A live VACCINIA VIRUS vaccine of calf lymph or chick embryo origin, used for immunization against smallpox. It is now recommended only for laboratory workers exposed to smallpox virus. Certain countries continue to vaccinate those in the military service. Complications that result from smallpox vaccination include vaccinia, secondary bacterial infections, and encephalomyelitis. (Dorland, 28th ed)
The cutaneous and occasional systemic reactions associated with vaccination using smallpox (variola) vaccine.
A combined vaccine used to prevent infection with diphtheria and tetanus toxoid. This is used in place of DTP vaccine (DIPHTHERIA-TETANUS-PERTUSSIS VACCINE) when PERTUSSIS VACCINE is contraindicated.
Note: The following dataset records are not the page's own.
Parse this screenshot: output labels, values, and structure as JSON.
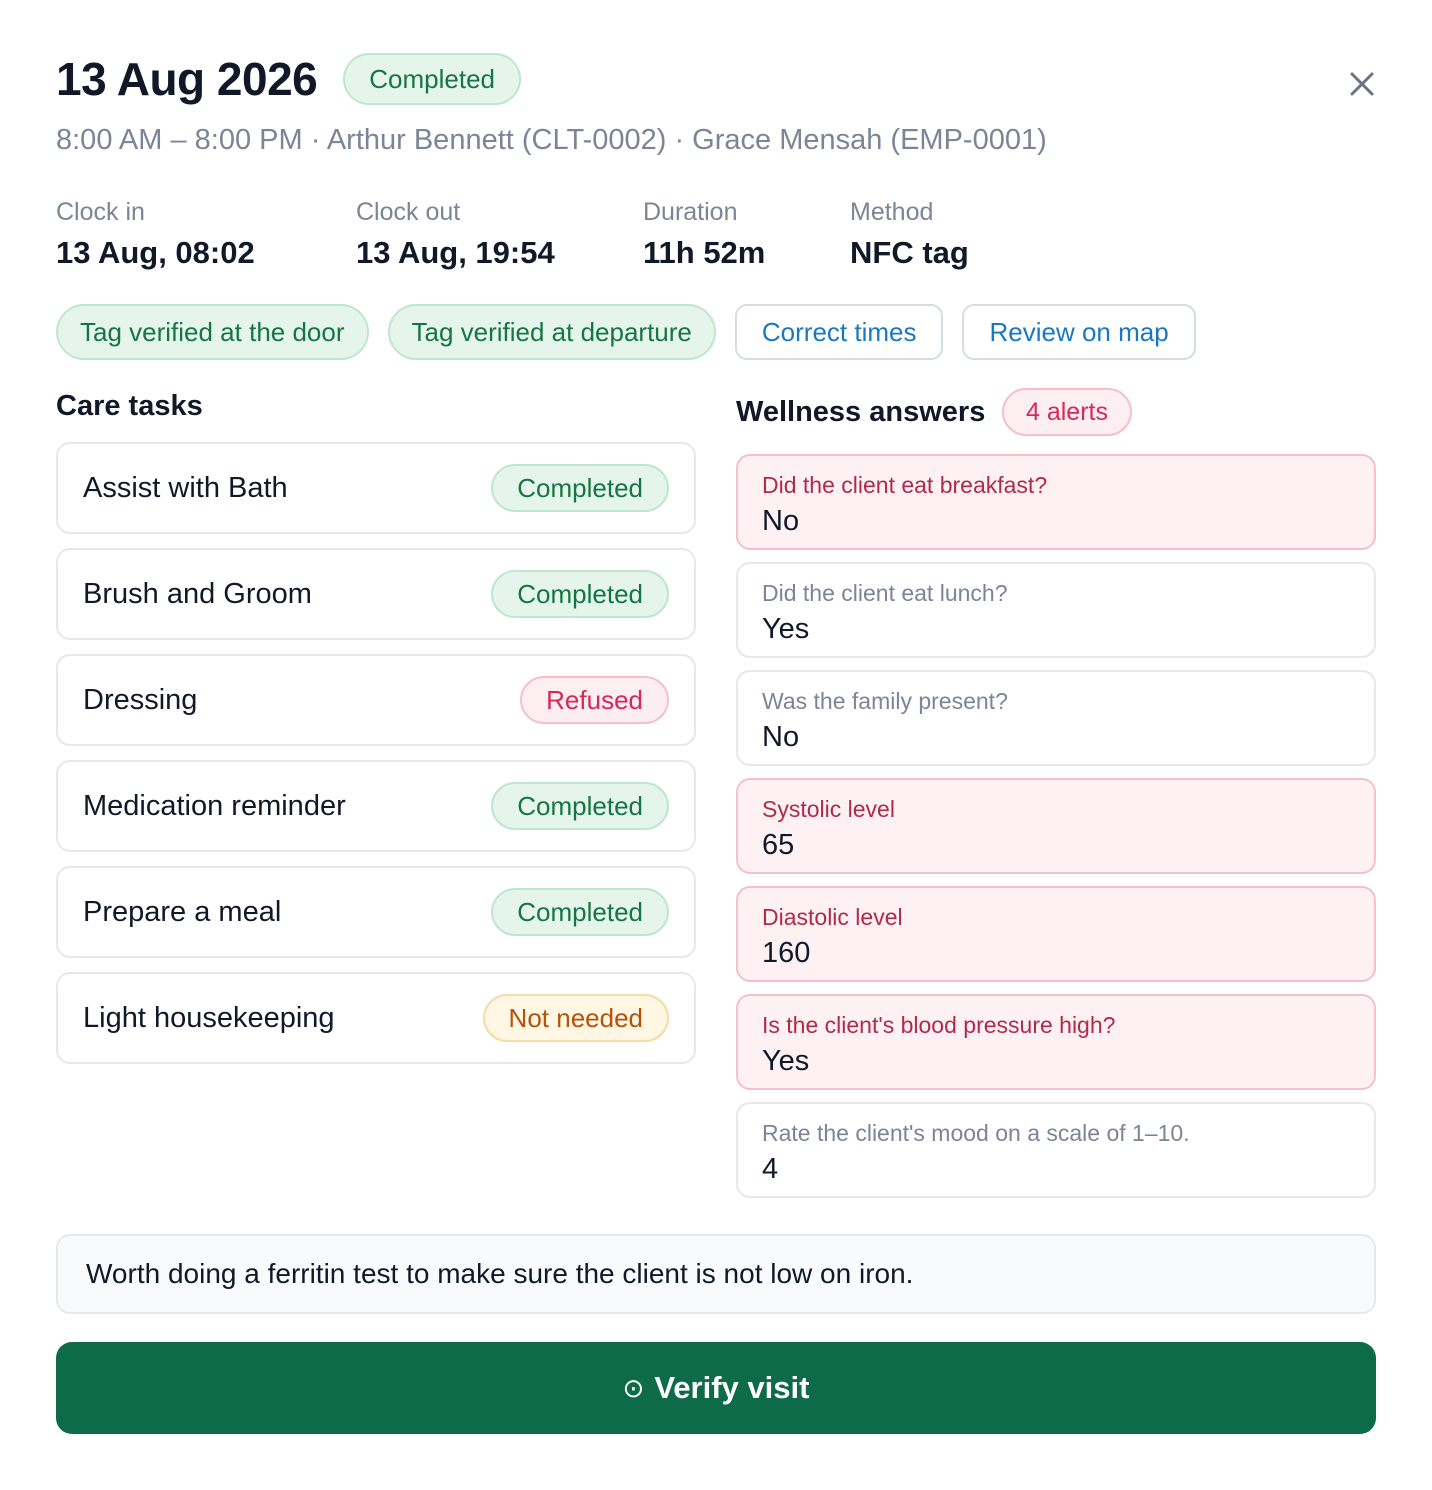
{
  "visit": {
    "date": "13 Aug 2026",
    "status": "Completed",
    "subtitle": "8:00 AM – 8:00 PM · Arthur Bennett (CLT-0002) · Grace Mensah (EMP-0001)"
  },
  "stats": [
    {
      "label": "Clock in",
      "value": "13 Aug, 08:02"
    },
    {
      "label": "Clock out",
      "value": "13 Aug, 19:54"
    },
    {
      "label": "Duration",
      "value": "11h 52m"
    },
    {
      "label": "Method",
      "value": "NFC tag"
    }
  ],
  "verification_chips": [
    "Tag verified at the door",
    "Tag verified at departure"
  ],
  "actions": {
    "correct_times": "Correct times",
    "review_on_map": "Review on map"
  },
  "care_tasks": {
    "title": "Care tasks",
    "items": [
      {
        "name": "Assist with Bath",
        "status": "Completed"
      },
      {
        "name": "Brush and Groom",
        "status": "Completed"
      },
      {
        "name": "Dressing",
        "status": "Refused"
      },
      {
        "name": "Medication reminder",
        "status": "Completed"
      },
      {
        "name": "Prepare a meal",
        "status": "Completed"
      },
      {
        "name": "Light housekeeping",
        "status": "Not needed"
      }
    ]
  },
  "wellness": {
    "title": "Wellness answers",
    "alerts_label": "4 alerts",
    "items": [
      {
        "question": "Did the client eat breakfast?",
        "answer": "No"
      },
      {
        "question": "Did the client eat lunch?",
        "answer": "Yes"
      },
      {
        "question": "Was the family present?",
        "answer": "No"
      },
      {
        "question": "Systolic level",
        "answer": "65"
      },
      {
        "question": "Diastolic level",
        "answer": "160"
      },
      {
        "question": "Is the client's blood pressure high?",
        "answer": "Yes"
      },
      {
        "question": "Rate the client's mood on a scale of 1–10.",
        "answer": "4"
      }
    ]
  },
  "note": "Worth doing a ferritin test to make sure the client is not low on iron.",
  "verify_button": {
    "icon": "⊙",
    "label": "Verify visit"
  },
  "colors": {
    "primary": "#0e6b4a",
    "link": "#1a78c2",
    "alert_bg": "#fdf1f3",
    "success": "#167544"
  }
}
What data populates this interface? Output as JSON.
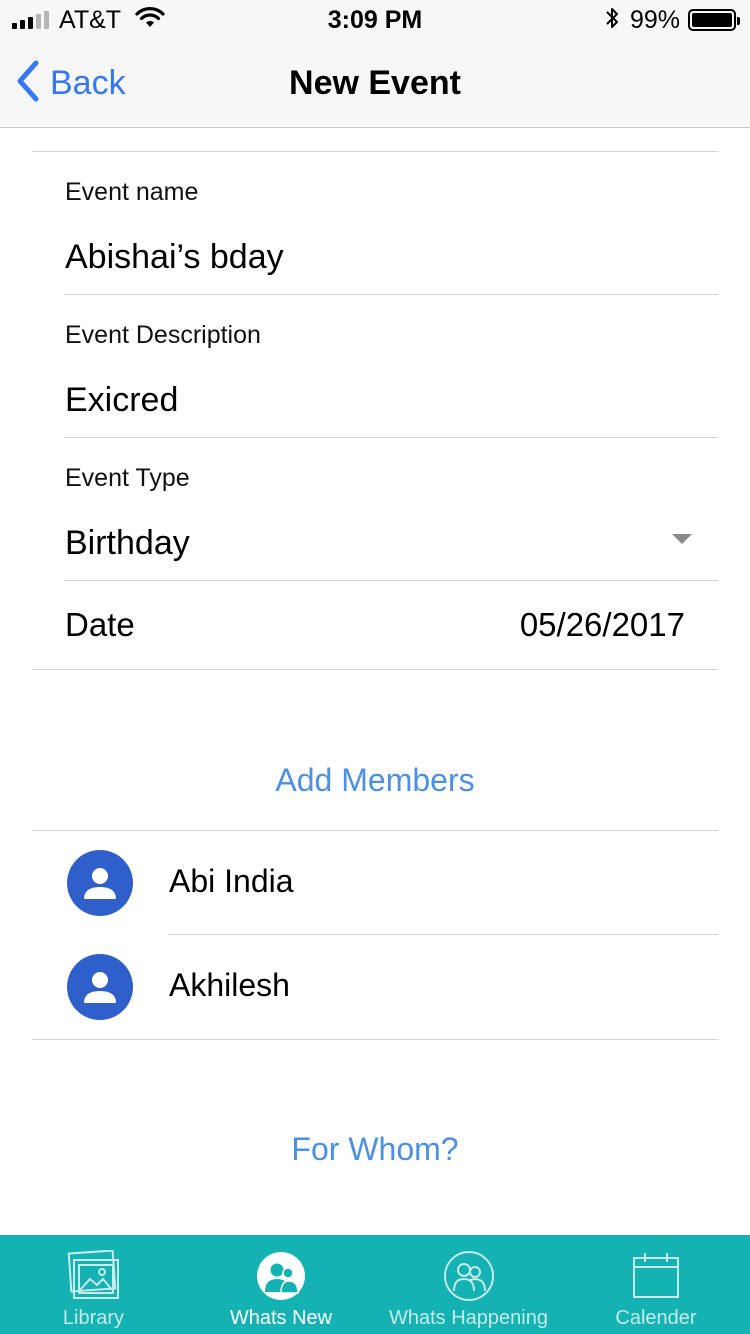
{
  "status_bar": {
    "carrier": "AT&T",
    "time": "3:09 PM",
    "battery_percent": "99%",
    "signal_bars_filled": 3,
    "signal_bars_total": 5
  },
  "nav": {
    "back_label": "Back",
    "title": "New Event",
    "accent_color": "#3478f6"
  },
  "form": {
    "event_name_label": "Event name",
    "event_name_value": "Abishai’s bday",
    "event_description_label": "Event Description",
    "event_description_value": "Exicred",
    "event_type_label": "Event Type",
    "event_type_value": "Birthday",
    "date_label": "Date",
    "date_value": "05/26/2017"
  },
  "members_section": {
    "add_members_label": "Add Members",
    "members": [
      {
        "name": "Abi India"
      },
      {
        "name": "Akhilesh"
      }
    ]
  },
  "for_whom_label": "For Whom?",
  "tab_bar": {
    "background_color": "#14b2b2",
    "tabs": [
      {
        "label": "Library",
        "icon": "photos-icon",
        "active": false
      },
      {
        "label": "Whats New",
        "icon": "people-circle-icon",
        "active": true
      },
      {
        "label": "Whats Happening",
        "icon": "people-outline-icon",
        "active": false
      },
      {
        "label": "Calender",
        "icon": "calendar-icon",
        "active": false
      }
    ]
  }
}
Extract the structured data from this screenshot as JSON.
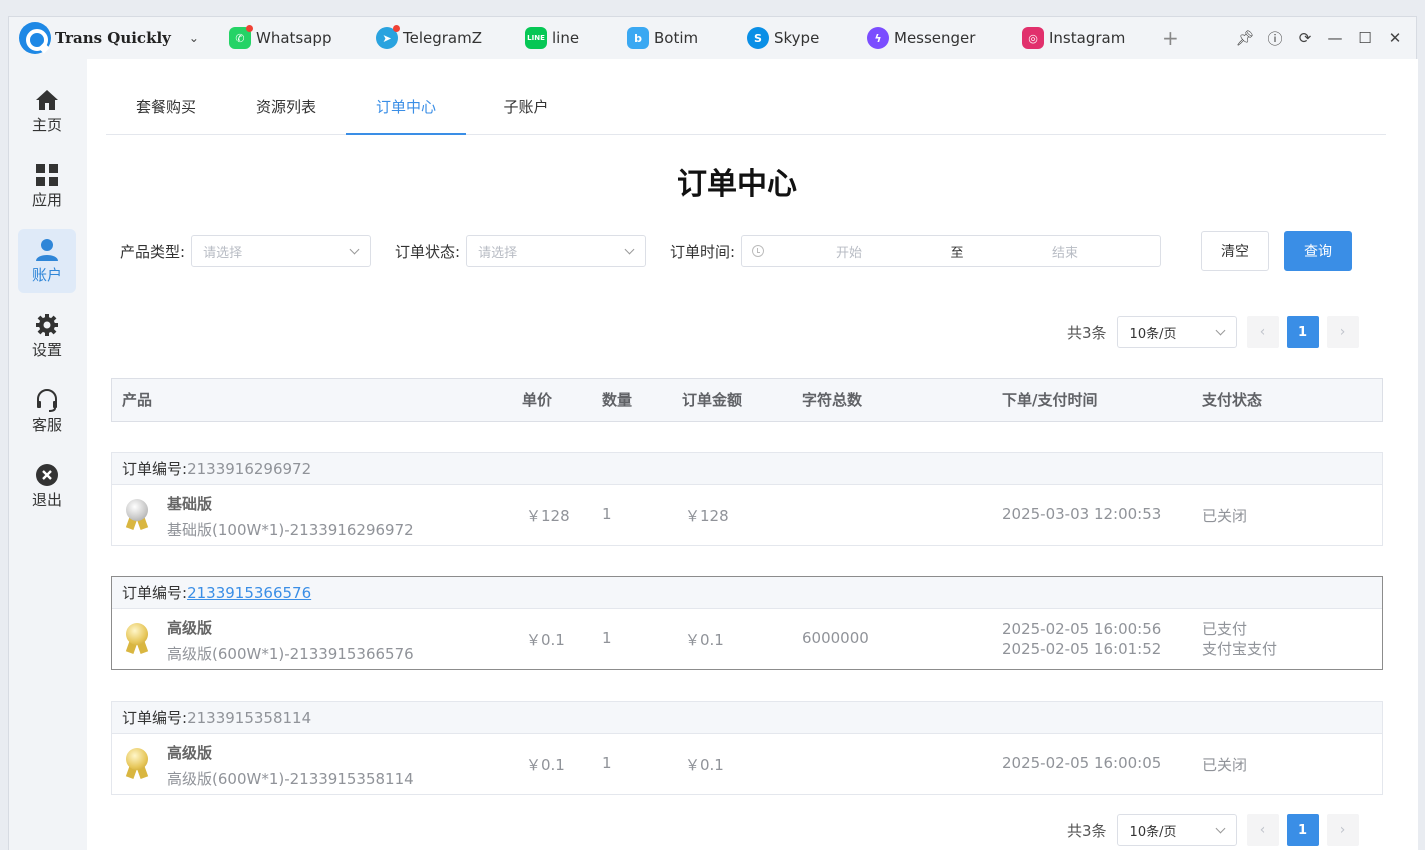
{
  "brand": {
    "name": "Trans Quickly"
  },
  "apps": [
    {
      "label": "Whatsapp",
      "icon": "whatsapp-icon",
      "color": "#25d366",
      "dot": true
    },
    {
      "label": "TelegramZ",
      "icon": "telegram-icon",
      "color": "#2aa3df",
      "dot": true
    },
    {
      "label": "line",
      "icon": "line-icon",
      "color": "#06c755",
      "dot": false
    },
    {
      "label": "Botim",
      "icon": "botim-icon",
      "color": "#3aa8f2",
      "dot": false
    },
    {
      "label": "Skype",
      "icon": "skype-icon",
      "color": "#0a8fe6",
      "dot": false
    },
    {
      "label": "Messenger",
      "icon": "messenger-icon",
      "color": "#7b4dff",
      "dot": false
    },
    {
      "label": "Instagram",
      "icon": "instagram-icon",
      "color": "#e1306c",
      "dot": false
    }
  ],
  "nav": [
    {
      "label": "主页",
      "icon": "home-icon",
      "active": false
    },
    {
      "label": "应用",
      "icon": "grid-icon",
      "active": false
    },
    {
      "label": "账户",
      "icon": "user-icon",
      "active": true
    },
    {
      "label": "设置",
      "icon": "gear-icon",
      "active": false
    },
    {
      "label": "客服",
      "icon": "headset-icon",
      "active": false
    },
    {
      "label": "退出",
      "icon": "close-circle-icon",
      "active": false
    }
  ],
  "subtabs": [
    {
      "label": "套餐购买",
      "active": false
    },
    {
      "label": "资源列表",
      "active": false
    },
    {
      "label": "订单中心",
      "active": true
    },
    {
      "label": "子账户",
      "active": false
    }
  ],
  "page": {
    "title": "订单中心"
  },
  "filters": {
    "product_type_label": "产品类型:",
    "product_type_placeholder": "请选择",
    "order_status_label": "订单状态:",
    "order_status_placeholder": "请选择",
    "order_time_label": "订单时间:",
    "start_placeholder": "开始",
    "range_separator": "至",
    "end_placeholder": "结束",
    "clear_label": "清空",
    "query_label": "查询"
  },
  "pagination": {
    "total": "共3条",
    "page_size": "10条/页",
    "current": "1"
  },
  "table": {
    "headers": {
      "product": "产品",
      "unit_price": "单价",
      "quantity": "数量",
      "amount": "订单金额",
      "chars": "字符总数",
      "time": "下单/支付时间",
      "status": "支付状态"
    },
    "order_no_label": "订单编号:",
    "orders": [
      {
        "id": "2133916296972",
        "name": "基础版",
        "desc": "基础版(100W*1)-2133916296972",
        "price": "￥128",
        "qty": "1",
        "amount": "￥128",
        "chars": "",
        "time1": "2025-03-03 12:00:53",
        "time2": "",
        "status1": "已关闭",
        "status2": "",
        "medal": "silver"
      },
      {
        "id": "2133915366576",
        "name": "高级版",
        "desc": "高级版(600W*1)-2133915366576",
        "price": "￥0.1",
        "qty": "1",
        "amount": "￥0.1",
        "chars": "6000000",
        "time1": "2025-02-05 16:00:56",
        "time2": "2025-02-05 16:01:52",
        "status1": "已支付",
        "status2": "支付宝支付",
        "medal": "gold"
      },
      {
        "id": "2133915358114",
        "name": "高级版",
        "desc": "高级版(600W*1)-2133915358114",
        "price": "￥0.1",
        "qty": "1",
        "amount": "￥0.1",
        "chars": "",
        "time1": "2025-02-05 16:00:05",
        "time2": "",
        "status1": "已关闭",
        "status2": "",
        "medal": "gold"
      }
    ]
  }
}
The type species of ORTHOPOXVIRUS, related to COWPOX VIRUS, but whose true origin is unknown. It has been used as a live vaccine against SMALLPOX. It is also used as a vector for inserting foreign DNA into animals. Rabbitpox virus is a subspecies of VACCINIA VIRUS.
A live vaccine containing attenuated poliovirus, types I, II, and III, grown in monkey kidney cell tissue culture, used for routine immunization of children against polio. This vaccine induces long-lasting intestinal and humoral immunity. Killed vaccine induces only humoral immunity. Oral poliovirus vaccine should not be administered to immunocompromised individuals or their household contacts. (Dorland, 28th ed)
Within medicine, nutrition (the study of food and the effect of its components on the body) has many different roles. Appropriate nutrition can help prevent certain diseases, or treat others. In critically ill patients, artificial feeding by tubes need t...
An antibody is a protein produced by the body's immune system when it detects harmful substances, called antigens. Examples of antigens include microorganisms (such as bacteria, fungi, parasites, and viruses) and chemicals. Antibodies may be produc...